Wednesday, September 17, 2008

Higher Education in Washington
an external assessment

Here is a great piece for data lovers on Washington State higher education.

One of my my favorites over 30% of the adult population of our state has at least an undergraduate college degree but currently of 100 freshman who complete Freshman year of high school about 70 graduate from high school and 30.4 are College continuers but only 14 become college graduates within 10 years of completing freshman year of high school.

Good thing Microsoft, Boeing and other employers bring college graduates in from out of state or out of the country so our Washington adult population is slightly above 30% college graduates. There is also a portion of the population that takes more time to either begin or complete college.

I must say that there are many jobs in the local economy that do not require a college education. I find the idea that all high school graduates should be college ready an extremely strange idea.


Anonymous said...
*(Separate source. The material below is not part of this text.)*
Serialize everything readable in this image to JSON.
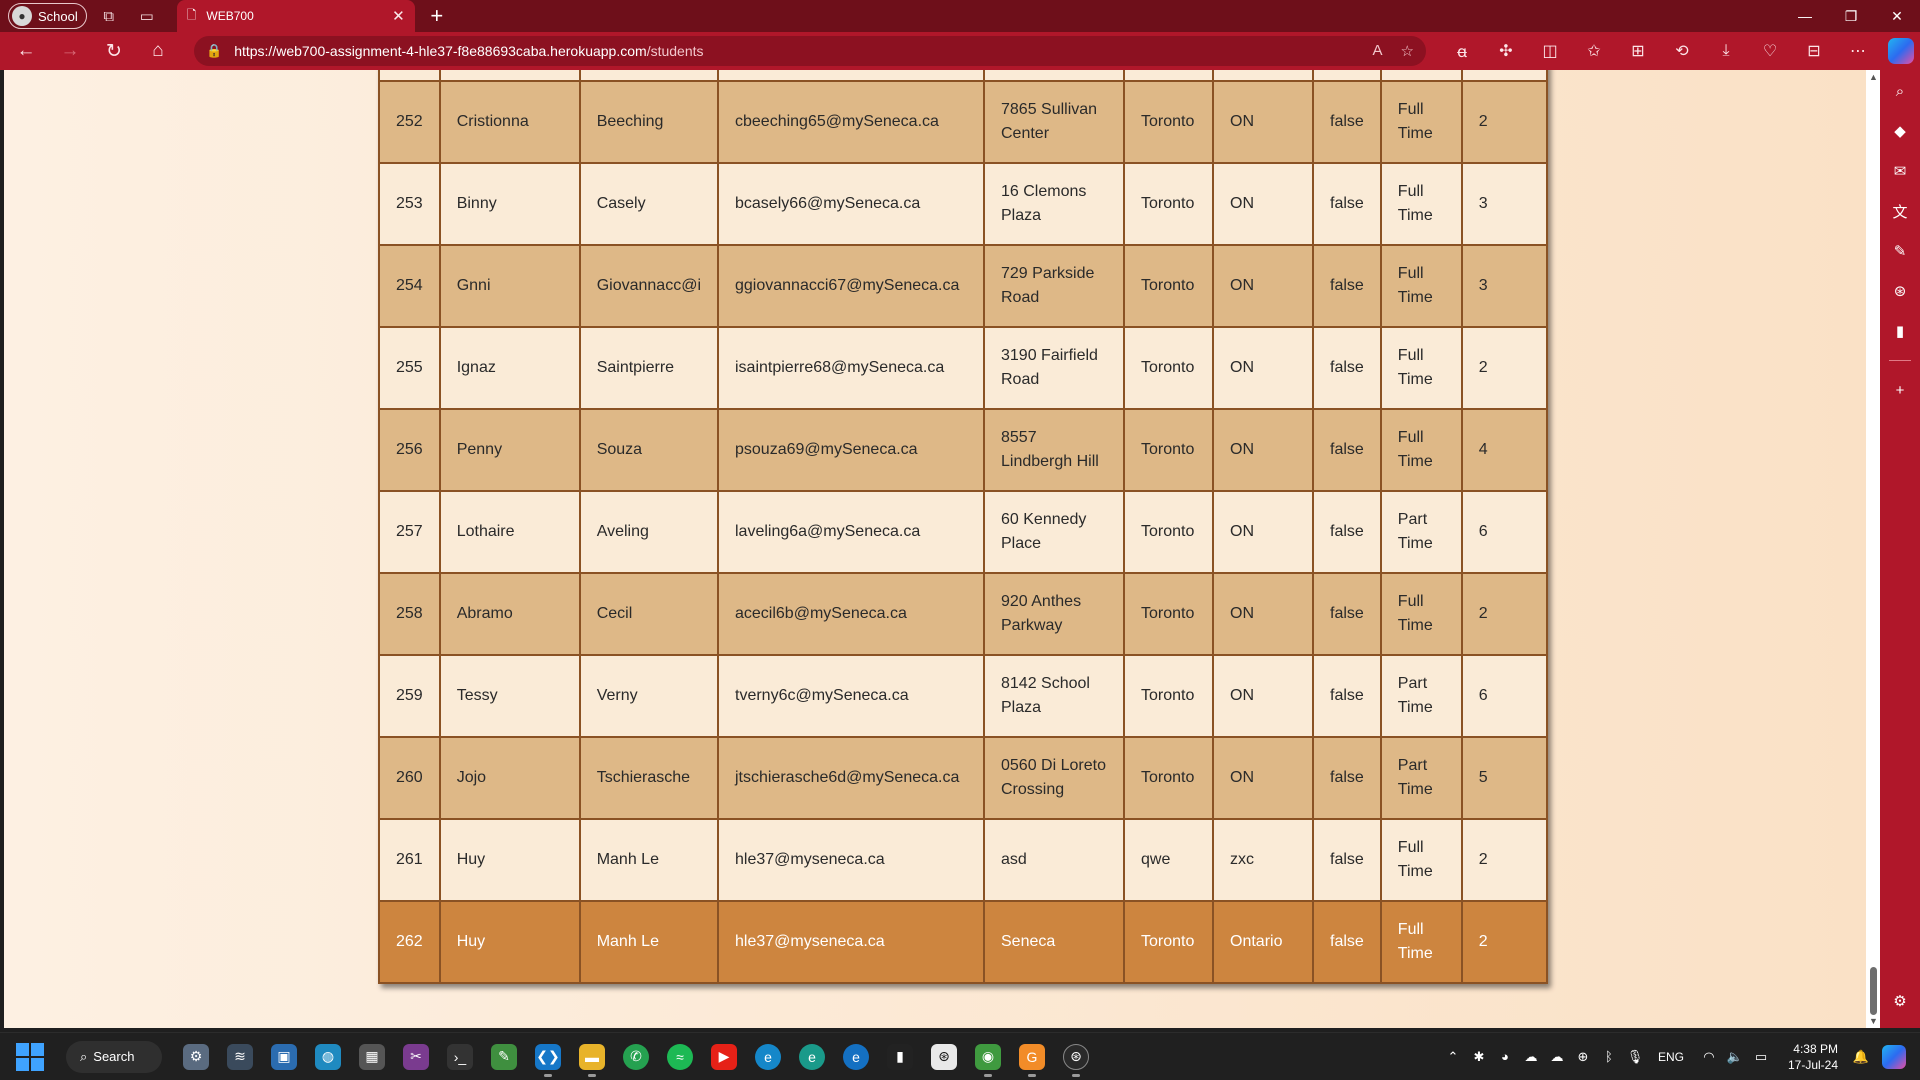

"All seniors, college ready a strange idea."

Strange when you consider half of all college-bound seniors (about 20% of high school enrollees) are not ready for college. Roughly 1/3's of state college enrollees don't graduate. About the same percentage drop out of high school.

If you are not prepared for college, don't waste your time. Attend a community college or vocational school first. The military might be an option - it worked for me.
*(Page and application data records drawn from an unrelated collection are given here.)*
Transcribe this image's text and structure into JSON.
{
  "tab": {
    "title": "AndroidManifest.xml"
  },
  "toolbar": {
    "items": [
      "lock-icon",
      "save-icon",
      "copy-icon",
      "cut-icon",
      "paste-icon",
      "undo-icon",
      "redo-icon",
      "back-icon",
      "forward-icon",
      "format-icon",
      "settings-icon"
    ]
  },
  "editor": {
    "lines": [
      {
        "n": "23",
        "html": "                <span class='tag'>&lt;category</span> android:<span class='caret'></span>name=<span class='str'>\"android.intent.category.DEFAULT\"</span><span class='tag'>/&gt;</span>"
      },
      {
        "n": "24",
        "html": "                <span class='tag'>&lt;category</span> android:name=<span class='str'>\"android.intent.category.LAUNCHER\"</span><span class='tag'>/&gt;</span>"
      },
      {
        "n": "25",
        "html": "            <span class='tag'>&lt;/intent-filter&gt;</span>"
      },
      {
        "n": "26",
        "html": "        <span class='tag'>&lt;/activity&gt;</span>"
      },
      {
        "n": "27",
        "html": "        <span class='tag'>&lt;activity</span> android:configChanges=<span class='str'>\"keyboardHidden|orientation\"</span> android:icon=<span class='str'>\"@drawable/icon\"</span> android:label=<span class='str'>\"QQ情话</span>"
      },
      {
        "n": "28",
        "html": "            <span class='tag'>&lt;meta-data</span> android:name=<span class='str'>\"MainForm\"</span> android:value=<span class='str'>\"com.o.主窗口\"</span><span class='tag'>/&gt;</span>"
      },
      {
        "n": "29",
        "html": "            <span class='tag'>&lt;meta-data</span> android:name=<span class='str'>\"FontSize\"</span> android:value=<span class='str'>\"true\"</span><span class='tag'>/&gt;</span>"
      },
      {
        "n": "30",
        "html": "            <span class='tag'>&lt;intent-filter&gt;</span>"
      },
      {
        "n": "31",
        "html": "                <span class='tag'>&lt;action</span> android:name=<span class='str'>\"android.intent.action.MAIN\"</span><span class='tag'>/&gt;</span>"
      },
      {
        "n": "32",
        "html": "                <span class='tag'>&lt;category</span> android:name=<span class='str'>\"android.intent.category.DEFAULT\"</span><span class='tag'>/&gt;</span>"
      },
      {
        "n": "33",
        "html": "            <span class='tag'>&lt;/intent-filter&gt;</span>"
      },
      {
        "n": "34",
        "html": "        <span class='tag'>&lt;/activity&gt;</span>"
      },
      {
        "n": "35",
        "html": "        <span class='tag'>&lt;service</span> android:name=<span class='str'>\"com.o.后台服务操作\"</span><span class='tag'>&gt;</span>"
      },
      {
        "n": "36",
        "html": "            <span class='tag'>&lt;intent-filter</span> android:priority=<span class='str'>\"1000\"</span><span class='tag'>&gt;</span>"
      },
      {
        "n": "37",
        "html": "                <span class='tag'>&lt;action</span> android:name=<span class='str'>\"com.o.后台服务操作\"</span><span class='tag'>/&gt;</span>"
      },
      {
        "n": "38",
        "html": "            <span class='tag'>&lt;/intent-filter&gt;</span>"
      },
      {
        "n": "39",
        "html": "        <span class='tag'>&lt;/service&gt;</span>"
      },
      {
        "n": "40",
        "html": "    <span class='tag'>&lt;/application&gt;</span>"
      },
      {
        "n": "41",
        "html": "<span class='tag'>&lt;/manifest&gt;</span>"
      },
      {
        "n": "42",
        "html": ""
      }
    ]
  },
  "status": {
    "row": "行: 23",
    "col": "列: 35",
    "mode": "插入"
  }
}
I prefer this as a goal:

100% of college-bound seniors will be college-ready.

dan dempsey said...

Excellent idea that the College Bound be college ready.

Similarly if not college-ready do something else and get a plan or skills to proceed with your life rather than wasting your time and money.

Look at our Community Colleges and the number of students in remedial classes. No fancy statistical study needed here .. just look at the number of sub 100 sections of math taught and compare them with the number of 100+ level math classes taught.

Our high schools are not doing the job but this can not be fixed at the high school level as it is a k-12 problem.

I am teaching at a school that has just reorganized itself as a k-12 school under one principal rather than under two or three principals as in the past. We have around 400 students. We can attempt to fix our problems with k-12 thinking rather than Band-Aids.

Our first step in math with be to work from the bottom and the top.
At the high school level we need to prepare students to perform better at the Community College level both on placement tests and performance.

Overall we need to improve students' arithmetic skills to enable acquisition of better algebraic skills and thinking.

We are NMAP focused.